individuals and local groups who feel they have to acton their own). The Abu-Mazen government functions well in the Palestinian towns and villages. Then what?
After the publication of the Road Map, Sharon will propose dozens of “corrections”. Even now the “map” is strongly tilted towards Sharon. While the Palestinians gave up 78% of the country in Oslo and accepted the remaining 22% for building their own state, and have declared that they want to live in peaceful co-existence with Israel, Sharon talks about “painful concessions” without spelling out what he really means.
If Sharon’s “corrections” are even partly accepted, the plan will lose most of what content it still has. Abu-Mazen will stand there with empty hands, the negotiations will stagnate as in previous rounds. Gradually, the Palestinians will be forced to the conclusion that they can achieve nothing without violence, the fighting organizations will regain the initiative and the armed struggle will resume.
Sharon and Bush will blame the Palestinians, of course. They will say that Abu-Mazen “has not
delivered the goods”. The Palestinians, for their part, will say that Abu-Mazen is naive, that he has fallen into an American-Israeli trap. He will resign, Arafat’s prestige will rise to new heights.
The next chapter can be foreseen. The Christian fundamentalists and Zionist neo-cons, who control Washington at this time, will demand that Sharon be given a free hand. The Palestinians will embark on the third intifada, more extreme than the two before. Blood and fire and columns of smoke.
It could be different.

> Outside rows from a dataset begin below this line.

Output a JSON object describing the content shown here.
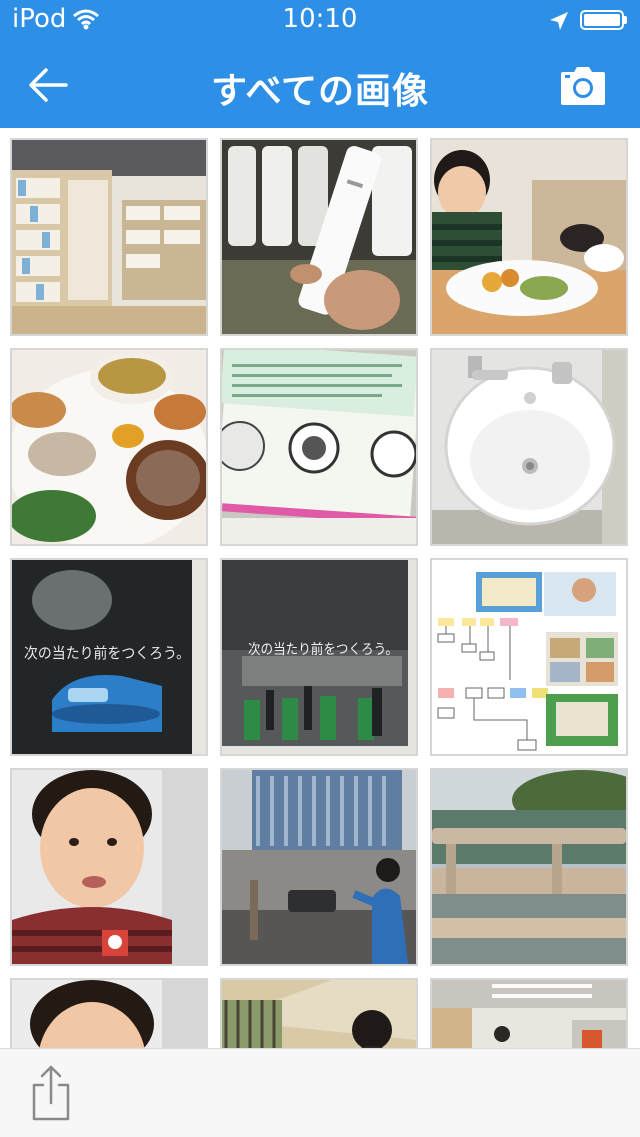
{
  "status_bar": {
    "carrier": "iPod",
    "time": "10:10",
    "battery_level": 1.0
  },
  "header": {
    "title": "すべての画像",
    "accent_color": "#2e8fe6"
  },
  "icons": {
    "wifi": "wifi-icon",
    "location": "location-arrow-icon",
    "battery": "battery-icon",
    "back": "back-arrow-icon",
    "camera": "camera-icon",
    "share": "share-icon"
  },
  "photos": [
    {
      "name": "bookstore-shelves"
    },
    {
      "name": "cream-tubes"
    },
    {
      "name": "child-eating-lunch"
    },
    {
      "name": "food-plate"
    },
    {
      "name": "emblems-poster"
    },
    {
      "name": "wash-basin"
    },
    {
      "name": "train-poster",
      "caption": "次の当たり前をつくろう。"
    },
    {
      "name": "station-gates-poster",
      "caption": "次の当たり前をつくろう。"
    },
    {
      "name": "ui-flow-diagram"
    },
    {
      "name": "boy-portrait"
    },
    {
      "name": "street-buildings"
    },
    {
      "name": "river-bridge"
    },
    {
      "name": "boy-portrait-2"
    },
    {
      "name": "child-outdoors"
    },
    {
      "name": "office-interior"
    }
  ]
}
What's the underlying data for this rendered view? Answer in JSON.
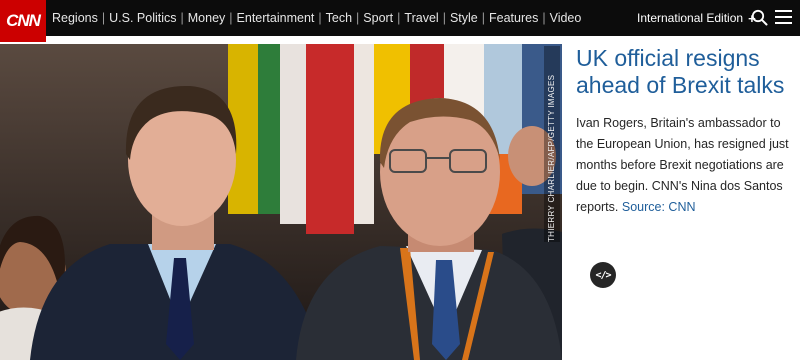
{
  "brand": {
    "logo_text": "CNN",
    "color": "#cc0000"
  },
  "nav": {
    "links": [
      "Regions",
      "U.S. Politics",
      "Money",
      "Entertainment",
      "Tech",
      "Sport",
      "Travel",
      "Style",
      "Features",
      "Video"
    ],
    "separator": "|",
    "edition_label": "International Edition",
    "edition_toggle": "+",
    "icons": [
      "search-icon",
      "menu-icon"
    ]
  },
  "photo": {
    "credit": "THIERRY CHARLIER/AFP/GETTY IMAGES"
  },
  "article": {
    "headline": "UK official resigns ahead of Brexit talks",
    "description": "Ivan Rogers, Britain's ambassador to the European Union, has resigned just months before Brexit negotiations are due to begin. CNN's Nina dos Santos reports.",
    "source_label": "Source: CNN",
    "embed_icon_text": "</>"
  },
  "colors": {
    "nav_bg": "#0c0c0c",
    "link_blue": "#1f5e9a"
  }
}
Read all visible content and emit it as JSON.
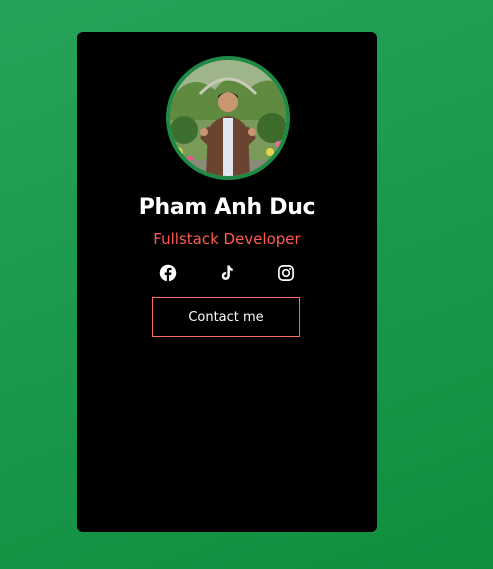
{
  "profile": {
    "name": "Pham Anh Duc",
    "role": "Fullstack Developer",
    "avatar_icon": "profile-photo"
  },
  "socials": [
    {
      "icon": "facebook-icon"
    },
    {
      "icon": "tiktok-icon"
    },
    {
      "icon": "instagram-icon"
    }
  ],
  "actions": {
    "contact_label": "Contact me"
  },
  "colors": {
    "background": "#1f9b50",
    "card": "#000000",
    "accent": "#ff5a4e",
    "avatar_ring": "#1f8a46",
    "text": "#ffffff"
  }
}
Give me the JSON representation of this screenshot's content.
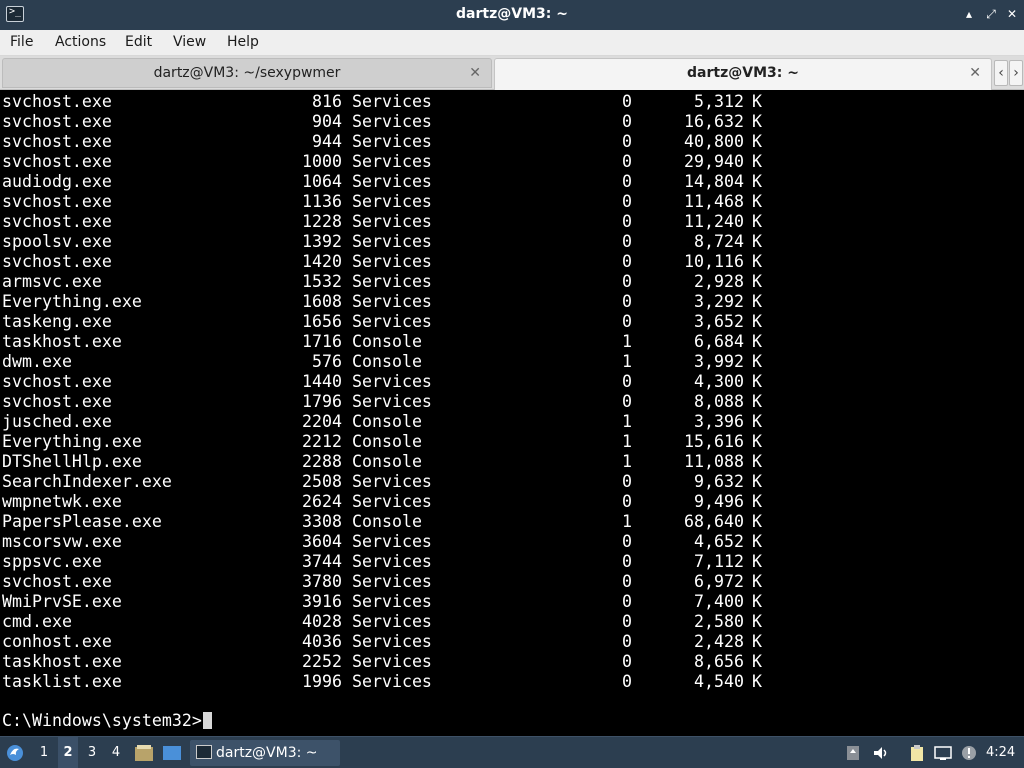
{
  "window": {
    "title": "dartz@VM3: ~",
    "minimize": "▴",
    "maximize": "⤢",
    "close": "✕"
  },
  "menu": [
    "File",
    "Actions",
    "Edit",
    "View",
    "Help"
  ],
  "tabs": [
    {
      "label": "dartz@VM3: ~/sexypwmer",
      "active": false
    },
    {
      "label": "dartz@VM3: ~",
      "active": true
    }
  ],
  "tab_nav": {
    "prev": "‹",
    "next": "›"
  },
  "terminal": {
    "rows": [
      {
        "image": "svchost.exe",
        "pid": "816",
        "session": "Services",
        "num": "0",
        "mem": "5,312",
        "unit": "K"
      },
      {
        "image": "svchost.exe",
        "pid": "904",
        "session": "Services",
        "num": "0",
        "mem": "16,632",
        "unit": "K"
      },
      {
        "image": "svchost.exe",
        "pid": "944",
        "session": "Services",
        "num": "0",
        "mem": "40,800",
        "unit": "K"
      },
      {
        "image": "svchost.exe",
        "pid": "1000",
        "session": "Services",
        "num": "0",
        "mem": "29,940",
        "unit": "K"
      },
      {
        "image": "audiodg.exe",
        "pid": "1064",
        "session": "Services",
        "num": "0",
        "mem": "14,804",
        "unit": "K"
      },
      {
        "image": "svchost.exe",
        "pid": "1136",
        "session": "Services",
        "num": "0",
        "mem": "11,468",
        "unit": "K"
      },
      {
        "image": "svchost.exe",
        "pid": "1228",
        "session": "Services",
        "num": "0",
        "mem": "11,240",
        "unit": "K"
      },
      {
        "image": "spoolsv.exe",
        "pid": "1392",
        "session": "Services",
        "num": "0",
        "mem": "8,724",
        "unit": "K"
      },
      {
        "image": "svchost.exe",
        "pid": "1420",
        "session": "Services",
        "num": "0",
        "mem": "10,116",
        "unit": "K"
      },
      {
        "image": "armsvc.exe",
        "pid": "1532",
        "session": "Services",
        "num": "0",
        "mem": "2,928",
        "unit": "K"
      },
      {
        "image": "Everything.exe",
        "pid": "1608",
        "session": "Services",
        "num": "0",
        "mem": "3,292",
        "unit": "K"
      },
      {
        "image": "taskeng.exe",
        "pid": "1656",
        "session": "Services",
        "num": "0",
        "mem": "3,652",
        "unit": "K"
      },
      {
        "image": "taskhost.exe",
        "pid": "1716",
        "session": "Console",
        "num": "1",
        "mem": "6,684",
        "unit": "K"
      },
      {
        "image": "dwm.exe",
        "pid": "576",
        "session": "Console",
        "num": "1",
        "mem": "3,992",
        "unit": "K"
      },
      {
        "image": "svchost.exe",
        "pid": "1440",
        "session": "Services",
        "num": "0",
        "mem": "4,300",
        "unit": "K"
      },
      {
        "image": "svchost.exe",
        "pid": "1796",
        "session": "Services",
        "num": "0",
        "mem": "8,088",
        "unit": "K"
      },
      {
        "image": "jusched.exe",
        "pid": "2204",
        "session": "Console",
        "num": "1",
        "mem": "3,396",
        "unit": "K"
      },
      {
        "image": "Everything.exe",
        "pid": "2212",
        "session": "Console",
        "num": "1",
        "mem": "15,616",
        "unit": "K"
      },
      {
        "image": "DTShellHlp.exe",
        "pid": "2288",
        "session": "Console",
        "num": "1",
        "mem": "11,088",
        "unit": "K"
      },
      {
        "image": "SearchIndexer.exe",
        "pid": "2508",
        "session": "Services",
        "num": "0",
        "mem": "9,632",
        "unit": "K"
      },
      {
        "image": "wmpnetwk.exe",
        "pid": "2624",
        "session": "Services",
        "num": "0",
        "mem": "9,496",
        "unit": "K"
      },
      {
        "image": "PapersPlease.exe",
        "pid": "3308",
        "session": "Console",
        "num": "1",
        "mem": "68,640",
        "unit": "K"
      },
      {
        "image": "mscorsvw.exe",
        "pid": "3604",
        "session": "Services",
        "num": "0",
        "mem": "4,652",
        "unit": "K"
      },
      {
        "image": "sppsvc.exe",
        "pid": "3744",
        "session": "Services",
        "num": "0",
        "mem": "7,112",
        "unit": "K"
      },
      {
        "image": "svchost.exe",
        "pid": "3780",
        "session": "Services",
        "num": "0",
        "mem": "6,972",
        "unit": "K"
      },
      {
        "image": "WmiPrvSE.exe",
        "pid": "3916",
        "session": "Services",
        "num": "0",
        "mem": "7,400",
        "unit": "K"
      },
      {
        "image": "cmd.exe",
        "pid": "4028",
        "session": "Services",
        "num": "0",
        "mem": "2,580",
        "unit": "K"
      },
      {
        "image": "conhost.exe",
        "pid": "4036",
        "session": "Services",
        "num": "0",
        "mem": "2,428",
        "unit": "K"
      },
      {
        "image": "taskhost.exe",
        "pid": "2252",
        "session": "Services",
        "num": "0",
        "mem": "8,656",
        "unit": "K"
      },
      {
        "image": "tasklist.exe",
        "pid": "1996",
        "session": "Services",
        "num": "0",
        "mem": "4,540",
        "unit": "K"
      }
    ],
    "prompt": "C:\\Windows\\system32>"
  },
  "taskbar": {
    "workspaces": [
      "1",
      "2",
      "3",
      "4"
    ],
    "active_workspace": "2",
    "task_label": "dartz@VM3: ~",
    "clock": "4:24",
    "icons": [
      "start-menu-icon",
      "file-manager-icon",
      "show-desktop-icon",
      "terminal-icon",
      "update-icon",
      "volume-icon",
      "clipboard-icon",
      "network-icon",
      "notification-icon"
    ]
  }
}
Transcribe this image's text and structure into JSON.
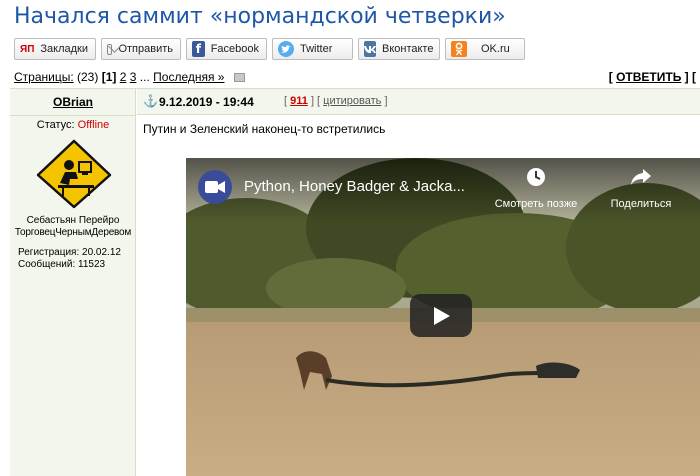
{
  "page": {
    "title": "Начался саммит «нормандской четверки»"
  },
  "share": {
    "buttons": [
      {
        "label": "Закладки",
        "icon": "yandex-icon"
      },
      {
        "label": "Отправить",
        "icon": "mail-icon"
      },
      {
        "label": "Facebook",
        "icon": "facebook-icon"
      },
      {
        "label": "Twitter",
        "icon": "twitter-icon"
      },
      {
        "label": "Вконтакте",
        "icon": "vk-icon"
      },
      {
        "label": "OK.ru",
        "icon": "odnoklassniki-icon"
      }
    ],
    "yandex_glyph": "ЯП",
    "fb_glyph": "f",
    "ok_glyph": "ок"
  },
  "pagination": {
    "label": "Страницы:",
    "count": "(23)",
    "current": "[1]",
    "pages": [
      "2",
      "3"
    ],
    "ellipsis": "...",
    "last_label": "Последняя »",
    "reply_open": "[",
    "reply_label": "ОТВЕТИТЬ",
    "reply_close": "] ["
  },
  "post": {
    "author": "OBrian",
    "status_label": "Статус:",
    "status_value": "Offline",
    "real_name": "Себастьян Перейро",
    "user_title": "ТорговецЧернымДеревом",
    "registration": "Регистрация: 20.02.12",
    "messages": "Сообщений: 11523",
    "datetime": "9.12.2019 - 19:44",
    "score_open": "[",
    "score": "911",
    "score_close": "] [",
    "quote_label": "цитировать",
    "quote_close": "]",
    "text": "Путин и Зеленский наконец-то встретились"
  },
  "video": {
    "title": "Python, Honey Badger & Jacka...",
    "watch_later_label": "Смотреть позже",
    "share_label": "Поделиться"
  },
  "colors": {
    "title": "#1f57a8",
    "sidebar_bg": "#f2f6ec",
    "offline": "#cc0000",
    "score": "#cc0000",
    "anchor": "#3a7db0"
  }
}
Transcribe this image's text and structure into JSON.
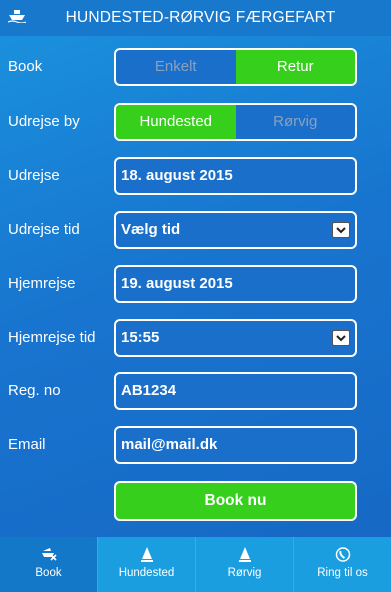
{
  "header": {
    "title": "HUNDESTED-RØRVIG FÆRGEFART",
    "logo_icon": "ferry-icon"
  },
  "form": {
    "book": {
      "label": "Book",
      "options": [
        "Enkelt",
        "Retur"
      ],
      "selected": "Retur"
    },
    "udrejse_by": {
      "label": "Udrejse by",
      "options": [
        "Hundested",
        "Rørvig"
      ],
      "selected": "Hundested"
    },
    "udrejse": {
      "label": "Udrejse",
      "value": "18. august 2015"
    },
    "udrejse_tid": {
      "label": "Udrejse tid",
      "value": "Vælg tid"
    },
    "hjemrejse": {
      "label": "Hjemrejse",
      "value": "19. august 2015"
    },
    "hjemrejse_tid": {
      "label": "Hjemrejse tid",
      "value": "15:55"
    },
    "reg_no": {
      "label": "Reg. no",
      "value": "AB1234"
    },
    "email": {
      "label": "Email",
      "value": "mail@mail.dk"
    },
    "submit_label": "Book nu"
  },
  "tabs": [
    {
      "label": "Book",
      "icon": "ferry-ticket-icon",
      "active": true
    },
    {
      "label": "Hundested",
      "icon": "sailboat-icon",
      "active": false
    },
    {
      "label": "Rørvig",
      "icon": "sailboat-icon",
      "active": false
    },
    {
      "label": "Ring til os",
      "icon": "phone-icon",
      "active": false
    }
  ],
  "colors": {
    "accent_green": "#36d01c",
    "header_blue": "#1878cc",
    "tab_blue": "#1a9ee0"
  }
}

For example: the US stops treating the Quartet with contempt, pressure is put on Sharon, Bush is not reelected, the negotiations bear fruit, the peace camp wins in Israel, the Palestinian state is founded in peace.
In the Holy Land, miracles have happened before.
But in the meantime, don’t envy Abu-Mazen.